Janelle Monae is starring in a slavery-themed horror movie called Antebellum.
The movie was supposed to debut in theaters on April 24th, but it was pulled in mid-March. The move to August suggests Lionsgate believes moviegoers will eventually return to theaters by late summer. Other films affected by the coronavirus pandemic include the Saw reboot and Run.
Janelle Monae portrays a modern-day author, transported back to the 19th century as a slave. She comes face-to-face with her ancestors, with the movie’s tagline asking, “What if fate chose you to save us from our past?”
Gerard Bush and Christopher Renz direct the movie. Lionsgate will also produce the duo’s upcoming horror project, Rapture.
The August 21st release date for Antebellum is interesting; some September festivals have already canceled this year. Dr. Fauci says sports may return in July without live audiences – but live events are expected to be the last to return to normalcy. Where do movie theaters fall on that spectrum?
Attending a movie requires sitting in a room for 2+ hours, exposed to who knows what. Will the American public be ready to return to the theaters without a vaccine? Some health experts and economic analysts say confidence won’t return until a vaccine is available.

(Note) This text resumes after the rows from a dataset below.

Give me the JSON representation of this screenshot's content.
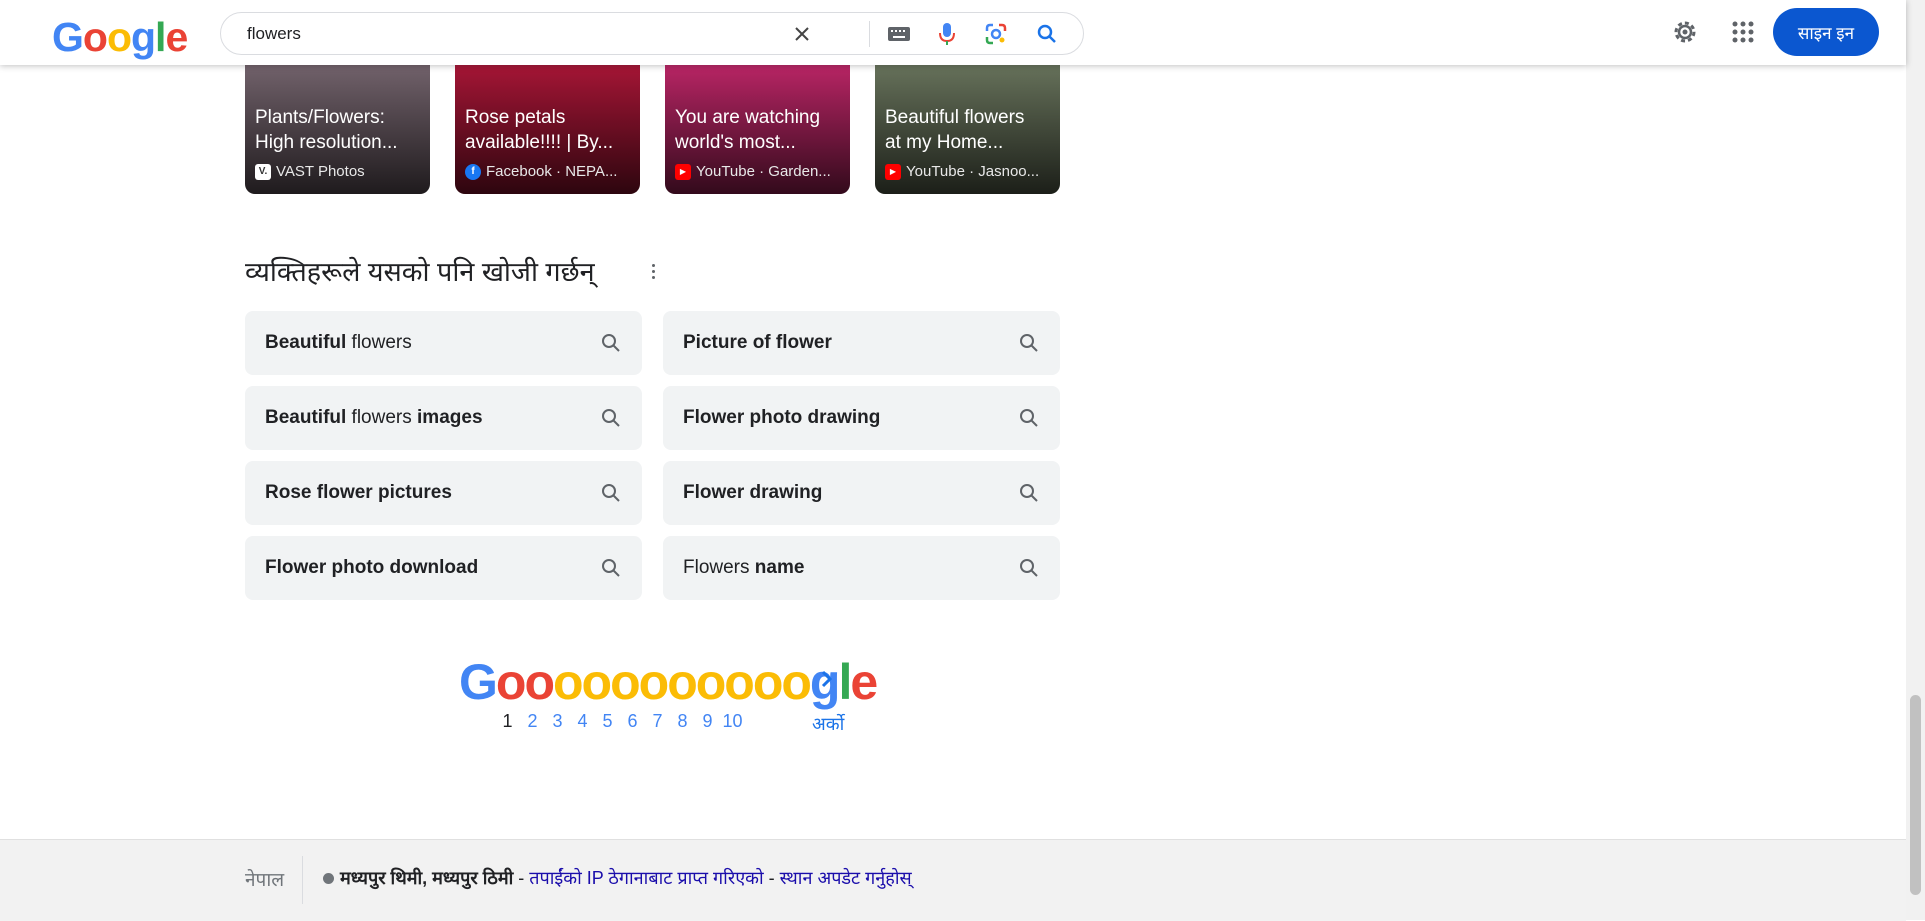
{
  "header": {
    "logo": "Google",
    "search_value": "flowers",
    "signin_label": "साइन इन"
  },
  "cards": [
    {
      "title_line1": "Plants/Flowers:",
      "title_line2": "High resolution...",
      "source": "VAST Photos",
      "source_badge": "V.",
      "bg": "#7b6a74"
    },
    {
      "title_line1": "Rose petals",
      "title_line2": "available!!!! | By...",
      "source": "Facebook · NEPA...",
      "source_badge": "f",
      "bg": "#b3173a"
    },
    {
      "title_line1": "You are watching",
      "title_line2": "world's most...",
      "source": "YouTube · Garden...",
      "source_badge": "▶",
      "bg": "#c8286d"
    },
    {
      "title_line1": "Beautiful flowers",
      "title_line2": "at my Home...",
      "source": "YouTube · Jasnoo...",
      "source_badge": "▶",
      "bg": "#6f7b62"
    }
  ],
  "pasf": {
    "title": "व्यक्तिहरूले यसको पनि खोजी गर्छन्",
    "left": [
      {
        "parts": [
          {
            "t": "Beautiful",
            "b": true
          },
          {
            "t": " flowers",
            "b": false
          }
        ]
      },
      {
        "parts": [
          {
            "t": "Beautiful",
            "b": true
          },
          {
            "t": " flowers ",
            "b": false
          },
          {
            "t": "images",
            "b": true
          }
        ]
      },
      {
        "parts": [
          {
            "t": "Rose flower pictures",
            "b": true
          }
        ]
      },
      {
        "parts": [
          {
            "t": "Flower photo download",
            "b": true
          }
        ]
      }
    ],
    "right": [
      {
        "parts": [
          {
            "t": "Picture of flower",
            "b": true
          }
        ]
      },
      {
        "parts": [
          {
            "t": "Flower photo drawing",
            "b": true
          }
        ]
      },
      {
        "parts": [
          {
            "t": "Flower drawing",
            "b": true
          }
        ]
      },
      {
        "parts": [
          {
            "t": "Flowers ",
            "b": false
          },
          {
            "t": "name",
            "b": true
          }
        ]
      }
    ]
  },
  "pagination": {
    "logo": "Gooooooooooogle",
    "pages": [
      "1",
      "2",
      "3",
      "4",
      "5",
      "6",
      "7",
      "8",
      "9",
      "10"
    ],
    "current": "1",
    "next_label": "अर्को"
  },
  "footer": {
    "country": "नेपाल",
    "location": "मध्यपुर थिमी, मध्यपुर ठिमी",
    "sep": " - ",
    "ip_text": "तपाईंको IP ठेगानाबाट प्राप्त गरिएको",
    "update_text": "स्थान अपडेट गर्नुहोस्"
  },
  "colors": {
    "google_blue": "#4285f4",
    "google_red": "#ea4335",
    "google_yellow": "#fbbc05",
    "google_green": "#34a853",
    "signin_bg": "#0b57d0"
  }
}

In the meantime, other movies are finding new success on digital streaming platforms.
Trolls World Tour was released directly to streaming services and saw $95 million in its first 19 days. As a result, Universal says it will release more movies to streaming services first. The move prompted AMC Theatres to sever its relationship with Universal over the announcement.
“AMC believes that with this proposed action to go to the home and theatres simultaneously, Universal is breaking the business model and dealings between our two companies,” AMC CEO Adam Aron wrote in an open letter to Universal.
Universal takes 80% of all rental sales compared to 50% that studios take from the theatrical box office.